Chili Pepper 101
Garden to Table
April 30, 2007
Chili Pepper 101
Some like it hot. And no one does hot better than the tasty, mouth-watering chili pepper.
Legendary for their texture and taste, chili peppers have long been a staple in Mexican, Latin
and South American cooking, as well as a favorite addition to many dishes native to the
Southwestern U.S. One day, thanks to the effects of capsaicin, the substance that lends chili
peppers their heat, they may even cure cancer.
Tasting chili peppers has become something of an art form over the years, with the most
experienced tasters learning to accurately determine different levels of heat with their own
senses. Those with less discerning palates have their pick of various scientific tests with the
Scoville index being the most common.
Developed in 1912 by chemist Wilbur Scoville, a trained panel of tasters measures heat as
Scoville Heat Units (SHU) in a given weight of fruit tissue. If your tongue can't handle the heat,
capsaicin content can also be measured in parts per million (PPM) by a machine called a high
pressure liquid chromatograph (HPLC), in which case a conversion factor of 15 is used to convert
between PPM and SHU.
In layman's terms? Sweet peppers have 0 SHU, chilis with a slight bite may have 100 to 500
SHU, and blistering habaneros? Between 200,000 and 300,000 SHU. The Bhut Jolokia pepper,
considered by the Guinness World Records to be the world's hottest chili pepper, tops the scale
at a whopping 1,001,304 Scoville Heat Units. Since heat is relative, and people have different
tolerances for heat in their food, SHU's can be extremely useful in more accurately labeling
products designated as "mild," "medium" or "hot."
But the chili pepper's appeal extends well beyond its heat factor - which is actually concentrated
in the chili membrane, not the seeds, contrary to what most people believe. Dr. Terry Berke, the
senior plant breeder for hot peppers at Seminis Vegetable Seeds in Woodland, California, says
that tasting peppers is like tasting wine. It is, he says, an experience filled with delicate nuances.
"You bite into a small piece, roll it around your mouth, and spit it out, noting things like mouthfeel (or crunchiness), sweetness, pungency, aroma and flavor. In the case of green bell peppers,
their characteristic aroma - resulting from the chemical 3-isobutyl 2-methoxy pyrazine [a
chemical produced by the plant] - is particularly distinct."
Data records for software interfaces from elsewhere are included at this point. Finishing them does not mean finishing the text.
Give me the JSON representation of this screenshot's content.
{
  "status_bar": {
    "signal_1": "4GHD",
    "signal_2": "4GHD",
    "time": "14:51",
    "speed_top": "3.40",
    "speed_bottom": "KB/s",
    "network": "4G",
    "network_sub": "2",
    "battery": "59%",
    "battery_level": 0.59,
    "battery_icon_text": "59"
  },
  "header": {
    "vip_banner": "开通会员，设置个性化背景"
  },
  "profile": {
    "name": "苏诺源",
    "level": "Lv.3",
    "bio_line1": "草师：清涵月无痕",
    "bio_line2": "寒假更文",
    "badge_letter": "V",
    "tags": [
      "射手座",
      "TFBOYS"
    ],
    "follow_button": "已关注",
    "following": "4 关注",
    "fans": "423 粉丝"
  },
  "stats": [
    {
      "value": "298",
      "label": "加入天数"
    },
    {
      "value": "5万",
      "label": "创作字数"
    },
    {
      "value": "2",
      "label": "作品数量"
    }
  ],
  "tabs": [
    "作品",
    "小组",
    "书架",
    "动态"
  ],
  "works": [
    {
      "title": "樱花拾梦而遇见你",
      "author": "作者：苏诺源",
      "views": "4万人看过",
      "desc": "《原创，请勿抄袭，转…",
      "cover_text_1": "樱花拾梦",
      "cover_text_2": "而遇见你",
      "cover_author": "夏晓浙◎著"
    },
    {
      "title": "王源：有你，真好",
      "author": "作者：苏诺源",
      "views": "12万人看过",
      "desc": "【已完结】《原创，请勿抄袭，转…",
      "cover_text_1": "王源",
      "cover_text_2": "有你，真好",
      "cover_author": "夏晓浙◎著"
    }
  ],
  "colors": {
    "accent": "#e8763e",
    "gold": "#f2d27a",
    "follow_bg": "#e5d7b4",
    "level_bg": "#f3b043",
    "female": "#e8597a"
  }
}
So distinct, in fact, that the human tongue can detect the chemical at 2 nanograms per liter.
That's equivalent to approximately one drop in a swimming pool. Interestingly, Berke says, this
chemical is also found in the aroma of roasted coffee.
With dozens of varieties to choose from, and an incredible range of exotic flavors, peppers
truly shine in a bevy of creative, diverse recipes. One mythic Mexican dish, called "Stuffed
Xoloitzcuintles," highlights ancho and pasilla peppers stuffed into the gut of a hairless dog -
a dish that is, according to the recipe, "low in fat and cholesterol and high in protein." Less
adventurous, though no less tasty fare ranges from the jalapeño-based "Seconds" dish, created
in honor of a recent presidential inauguration, to the health-conscious "Grilled Chili Rellenos," a
modern twist on a traditional Cinco de Mayo dish filled with poblano, jalapeños, and bell peppers.
Peppers are native to the Americas, so they have been used for centuries to spice up bland foods
with a corn or potato base. Now, they may also be utilized for their health benefits. University
of Pittsburgh researchers were able to induce apoptosis (natural cell death) in cancer cells by
feeding capsaicin orally to mice with human pancreatic tumors. The American Journal of Clinical
Nutrition found that meals containing chili peppers reduced the amount of insulin required to
lower blood sugar after a meal - a fact that could potentially help diabetics.
Don't start that spicy weight-loss diet just yet, however. All the tests are preliminary. Still,
there's no denying that in addition to being rich in vitamins C and A, peppers are, according to
Berke, the only vegetable in the world with a dedicated cult following.
"I'm a certified chili-head," Berke adds. And no, he hasn't tasted the xoloitzcuintles. Not yet, at